Development Committee. Rep. Mel Myler, a Contoocook Democrat, is chairman of the House

Education Committee.) 


Opinion > Editorials (/Opinion/Editorials/)

Editorial: Edelblut’s diagnosis of what

ails N.H. education is way off 

Thursday, January 17, 2019

If education were a patient brought into the emergency room by first responders, and N.H.

Department of Education Commissioner Frank Edelblut was the chief of surgery, we fear that

with just a glance at the patient he would order a pedicure, a prostate exam and a haircut.

Edelblut, in his recent column (https://www.concordmonitor.com/Education-innovation-is-the-

NH-way-22765978) rebutting criticism of new alternative education programs backed by

himself and Gov. Chris Sununu (Monitor Opinion, Jan. 15), completely ignored the very real and

grave problem afflicting public education in much of New Hampshire.

To return to the patient metaphor, public education is emaciated for want of state funding and

at risk of being bled by continued attempts at privatization.

Edelblut, a home-schooling fan and fervent proponent of alternatives to public schools, points

to “a growing disparity in student performance.” He rightly notes that the performance gap

between students from economically advantaged and disadvantaged homes continues to

increase despite the high overall national ranking of the state’s public schools.

His diagnosis? Public school education is failing to meet the needs of too many children. His

prescription: expand opportunities, both public and private, for kids to learn outside of school

to keep school from getting in the way of their education.

Programs touted by Edelblut and the governor include LearnEverywhereNH and the N.H.

Career Academy. Both programs have value and both will likely bene􀃒t some small portion

of students for whom traditional schools, which are evolving constantly, are not a good 􀃒t. But
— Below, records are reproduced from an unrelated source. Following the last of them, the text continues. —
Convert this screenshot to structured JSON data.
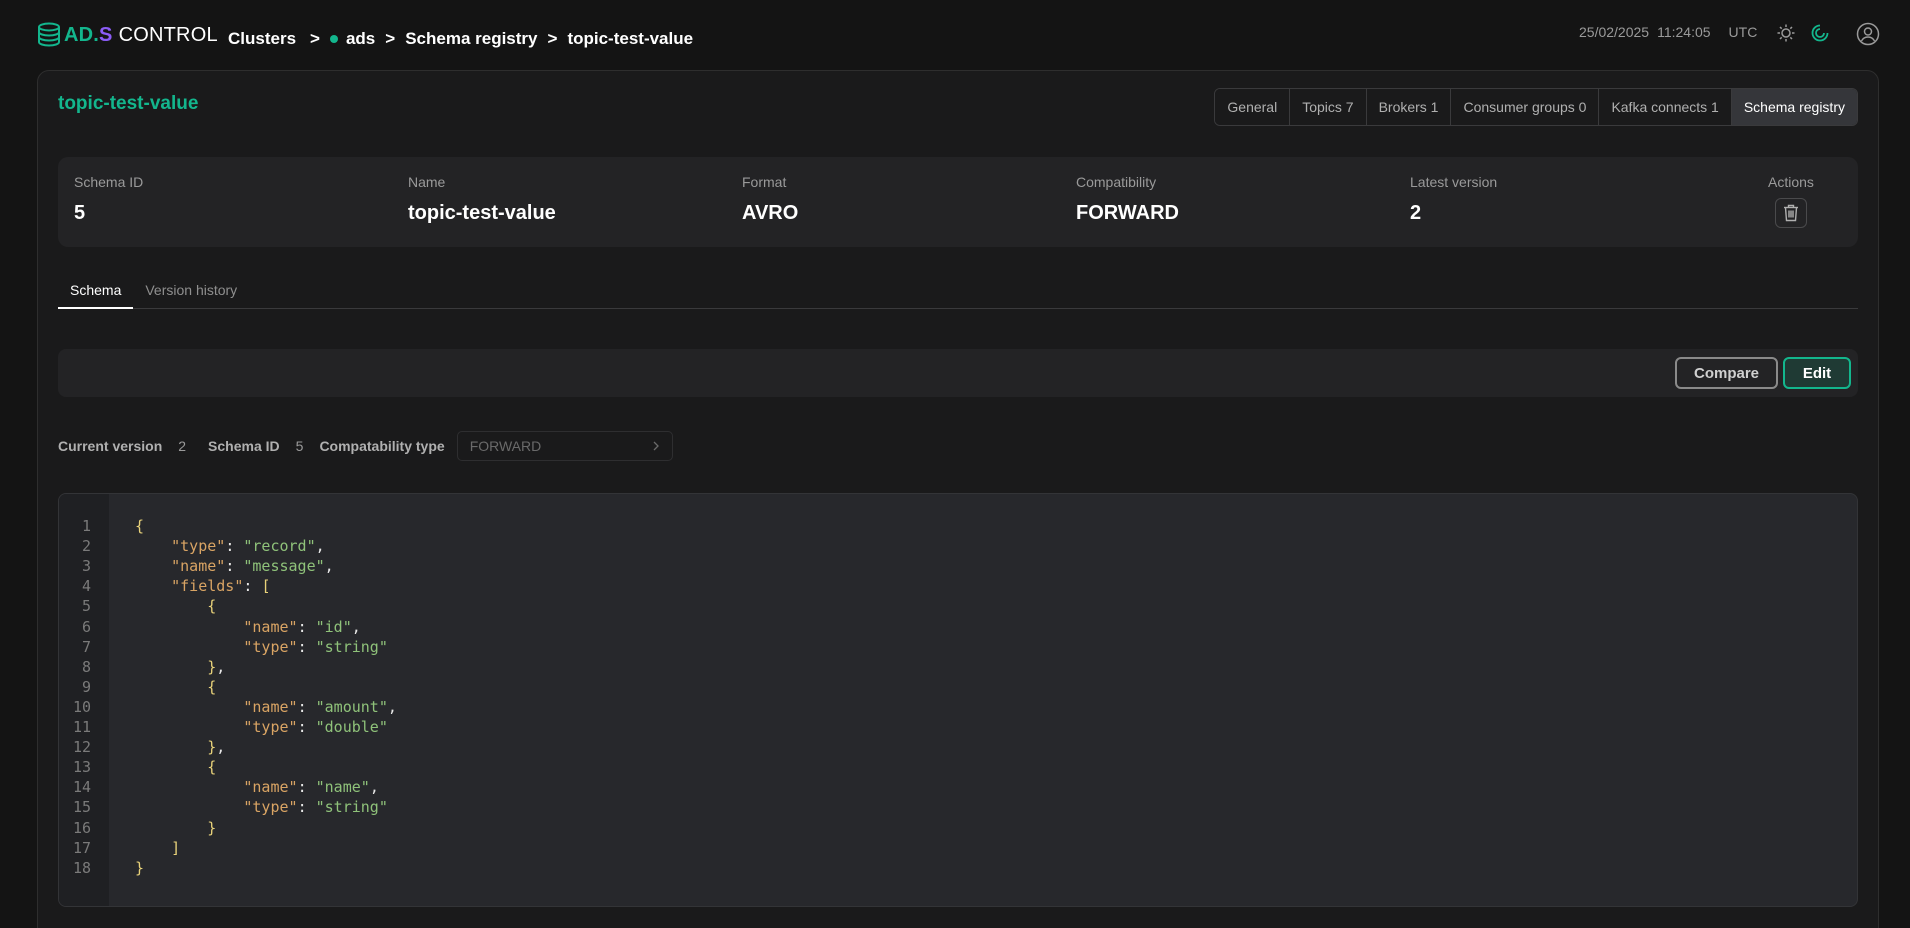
{
  "app": {
    "logo_ad": "AD.",
    "logo_s": "S",
    "logo_control": "CONTROL"
  },
  "breadcrumb": {
    "clusters": "Clusters",
    "cluster": "ads",
    "section": "Schema registry",
    "current": "topic-test-value",
    "separator": ">"
  },
  "header": {
    "date": "25/02/2025",
    "time": "11:24:05",
    "timezone": "UTC"
  },
  "page": {
    "title": "topic-test-value"
  },
  "cluster_tabs": [
    {
      "label": "General",
      "active": false
    },
    {
      "label": "Topics 7",
      "active": false
    },
    {
      "label": "Brokers 1",
      "active": false
    },
    {
      "label": "Consumer groups 0",
      "active": false
    },
    {
      "label": "Kafka connects 1",
      "active": false
    },
    {
      "label": "Schema registry",
      "active": true
    }
  ],
  "info": {
    "schema_id_label": "Schema ID",
    "schema_id": "5",
    "name_label": "Name",
    "name": "topic-test-value",
    "format_label": "Format",
    "format": "AVRO",
    "compatibility_label": "Compatibility",
    "compatibility": "FORWARD",
    "latest_version_label": "Latest version",
    "latest_version": "2",
    "actions_label": "Actions"
  },
  "subtabs": [
    {
      "label": "Schema",
      "active": true
    },
    {
      "label": "Version history",
      "active": false
    }
  ],
  "toolbar": {
    "compare_label": "Compare",
    "edit_label": "Edit"
  },
  "meta": {
    "current_version_label": "Current version",
    "current_version": "2",
    "schema_id_label": "Schema ID",
    "schema_id": "5",
    "compat_type_label": "Compatability type",
    "compat_type_value": "FORWARD"
  },
  "editor": {
    "lines": [
      "{",
      "    \"type\": \"record\",",
      "    \"name\": \"message\",",
      "    \"fields\": [",
      "        {",
      "            \"name\": \"id\",",
      "            \"type\": \"string\"",
      "        },",
      "        {",
      "            \"name\": \"amount\",",
      "            \"type\": \"double\"",
      "        },",
      "        {",
      "            \"name\": \"name\",",
      "            \"type\": \"string\"",
      "        }",
      "    ]",
      "}"
    ]
  },
  "colors": {
    "accent": "#13b68d",
    "logo_s": "#8b5cf6",
    "json_key": "#d9a464",
    "json_string": "#8fc27a"
  },
  "icons": {
    "theme": "sun-icon",
    "loading": "spinner-icon",
    "profile": "user-icon",
    "delete": "trash-icon",
    "select": "chevron-right-icon"
  }
}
they and their kin won’t cure what ails public education in New Hampshire, which, though of

better quality than what’s offered in most states, is far behind what it should be in a global


In a 2017 worldwide test of the science, math and reading abilities of 15 year olds, the United

States placed 24th, 24th and 49th, respectively, behind nations like Latvia, Macao and Vietnam.

What Edelblut doesn’t mention is that in New Hampshire many children from disadvantaged

homes live in disadvantaged school districts, and the gap between schools in property-rich and

property-poor towns has been getting worse, not better, with some schools spending twice as

1/18/2019 Editorial: Edelblut’s diagnosis of what ails N.H. education is way off

https://www.concordmonitor.com/The-real-challenges-for-public-education-22819785 2/2

much per pupil as others. Schools in places like Pittsfield, Franklin, Claremont and Allenstown

cannot attract or keep experienced teachers, who can earn far better pay in well-o􀃗 school


With state building aid suspended and taxpayers already struggling to remain in their homes,

such communities can’t build new, modern schools and provide the amenities other school

districts offer.

In fact, most struggle to provide the basics.

The gap is also growing in the tax rate property owners in rich and poor communities pay to

support public education. Disparities in educational opportunity and tax fairness were at the

heart of the Claremont school funding lawsuits. The state Supreme Court found financing

public education to be a state, not a local, responsibility.

New Hampshire needs a governor and an education commissioner who accept that reality, not

gloss over it by creating programs that help the few at the expense of the many